Little by little, I added musical aspects to my act. My favourite thing about poetry is that It’s all about thinking small. I wasn’t about writing something that was bigger than myself; I wanted to write something that I could polish up like a little. I wanted to be sure of what I wanted to say and how I wanted to say it. Short and sweet.

I added a little bit of triangle here and there, and then I picked up the ukulele. And that got me into a lot of trouble. People told me, Janet, your life is not going to be the same.

Developing a Persona

I grew up thinking that you were an artist because That’s what you had to do, and it was only after I came to LA that I saw how the celebrity went with it, and realized all the things that you had to do to have a career. I wrestled with that; I was never very good about talking about my artwork. But when I discovered the wonderful world of LA poetry, it was really inspiring. I felt at ease with the poetry world and really loved the attitude of people there.

Assembling the Parlor Boys

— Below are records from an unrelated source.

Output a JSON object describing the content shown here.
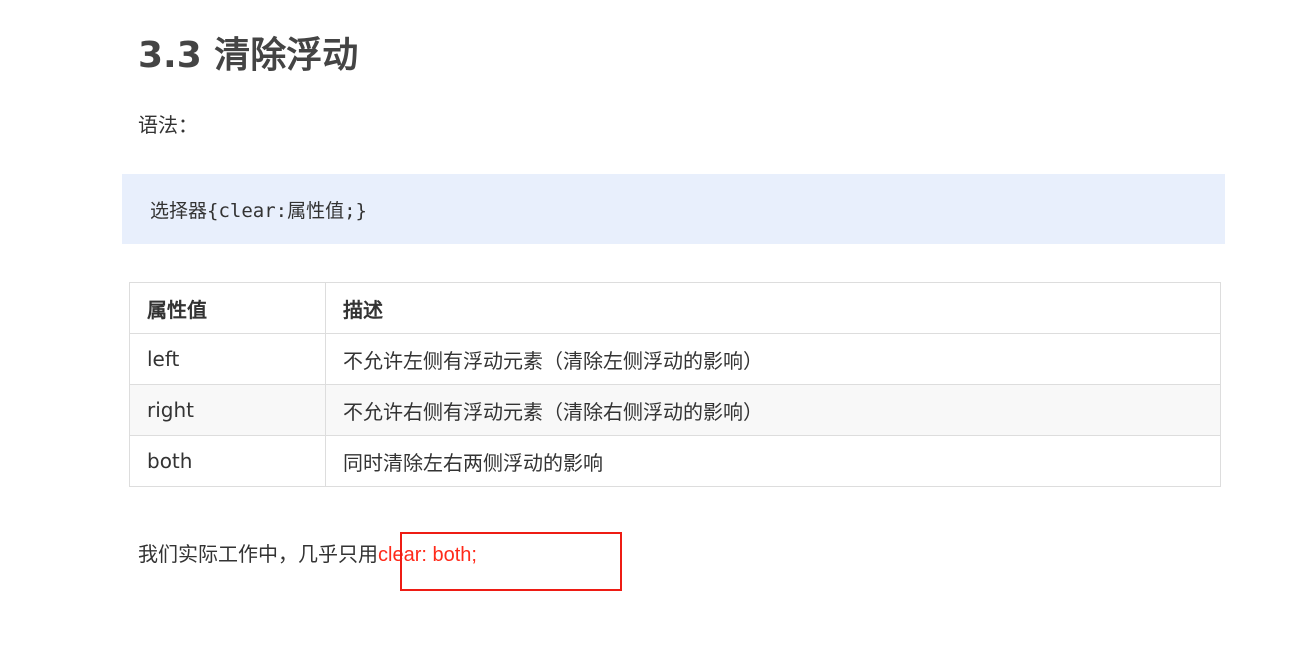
{
  "heading": {
    "title": "3.3 清除浮动"
  },
  "syntax": {
    "label": "语法：",
    "code": "选择器{clear:属性值;}"
  },
  "table": {
    "headers": [
      "属性值",
      "描述"
    ],
    "rows": [
      [
        "left",
        "不允许左侧有浮动元素（清除左侧浮动的影响）"
      ],
      [
        "right",
        "不允许右侧有浮动元素（清除右侧浮动的影响）"
      ],
      [
        "both",
        "同时清除左右两侧浮动的影响"
      ]
    ]
  },
  "note": {
    "text": "我们实际工作中，几乎只用",
    "highlight": "clear: both;"
  },
  "colors": {
    "code_background": "#e8effc",
    "highlight_text": "#ff2a1a",
    "annotation_border": "#ee1c14"
  }
}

I was playing some of my collected songs on my ukulele. One of my first great hits was a song called ?Love is a Boomerang.? I had a recording of it by Edith Wilson, who is probably my polar opposite in the land of vocal stylings. It was a really cute song, and I sang it here and there and people always asked me to do it again.

So I learned a few more of these songs and worked a song or two into my poetry readings. Along the way, I met this fantastic record collector who introduced me to Brad Kay, a great ragtime pianist. Brad had a little trio that he was working with at the time, and I asked him to play some music at one of my poetry readings.

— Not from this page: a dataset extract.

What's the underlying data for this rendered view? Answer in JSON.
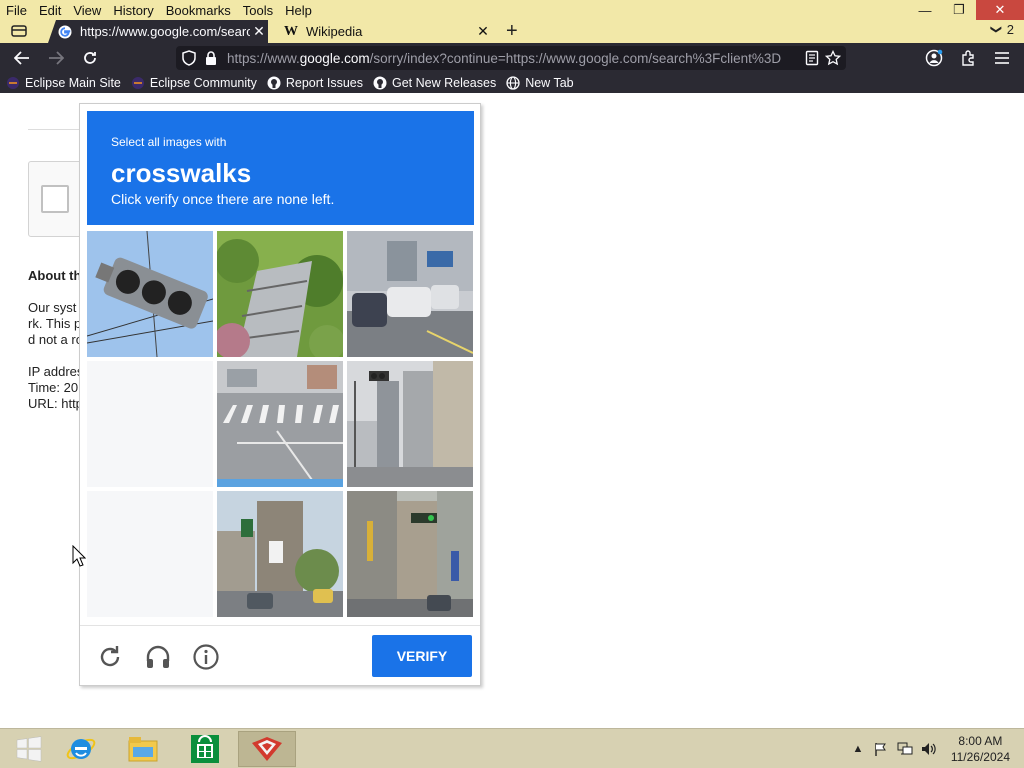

That was probably the first night when I read my poetry and added a couple of songs on the ukulele from the 1910s and ?20s. It felt pretty great. I loved to share these great musicians, and my motto at that time was Even if I blow it, even if I’m not so hot, I feel like I’m doing a public service by sharing some of these great songs I’ve been collecting.

A Ukulele Unlike Any Other

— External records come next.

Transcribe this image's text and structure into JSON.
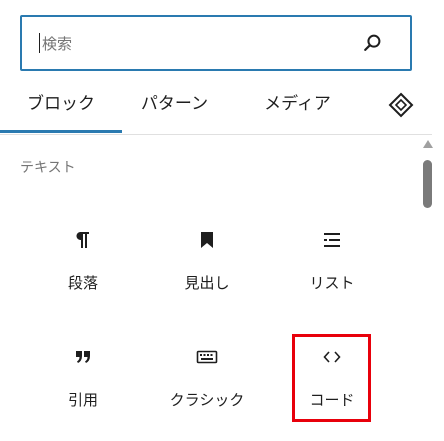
{
  "search": {
    "placeholder": "検索",
    "value": ""
  },
  "tabs": [
    {
      "label": "ブロック",
      "active": true
    },
    {
      "label": "パターン",
      "active": false
    },
    {
      "label": "メディア",
      "active": false
    }
  ],
  "tab_more_icon": "block-default-icon",
  "accent_color": "#2a7ab0",
  "highlight_color": "#e8000b",
  "category": {
    "title": "テキスト"
  },
  "blocks": [
    {
      "label": "段落",
      "icon": "paragraph-icon"
    },
    {
      "label": "見出し",
      "icon": "heading-bookmark-icon"
    },
    {
      "label": "リスト",
      "icon": "list-icon"
    },
    {
      "label": "引用",
      "icon": "quote-icon"
    },
    {
      "label": "クラシック",
      "icon": "keyboard-icon"
    },
    {
      "label": "コード",
      "icon": "code-icon",
      "highlighted": true
    }
  ]
}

Then I met a luthier in Santa Cruz who was making these beautiful ukuleles. He had a black lacquer ukulele in his studio, and I couldn’t get over how wonderful it was. I realized that I could actually afford a custom ukulele! So I went home and started drawing my fantasy ukulele. If I could afford a custom ukulele, I was going to have something unlike anybody else’s ukulele.

I had been to a wonderful museum of musical instruments in Europe, where I saw gorgeous things from the baroque period: mandolins and lutes with all kinds of inlay work. I had never seen a ukulele that had inlay work?was that even doable? I sent my design to the luthier and he said, ?I can do that!? When I got it, it was March, 1996.

A Heaven of the Likeminded

Shortly after that, I got invited to a party. I brought my ukulele, and it turned out to be one of the most extraordinary evenings I’ve ever had. I somehow ended up in a room full of illustrators who did work in period style. The host was a Betty Boop expert, and he’d written books on the history of graphic design. I told him I’d been collecting these beautiful sound sheets from the 1920s, and I opened up my trunk and showed him these sheets. And not only was he familiar with all this music, but he started to croon away…

To be continued…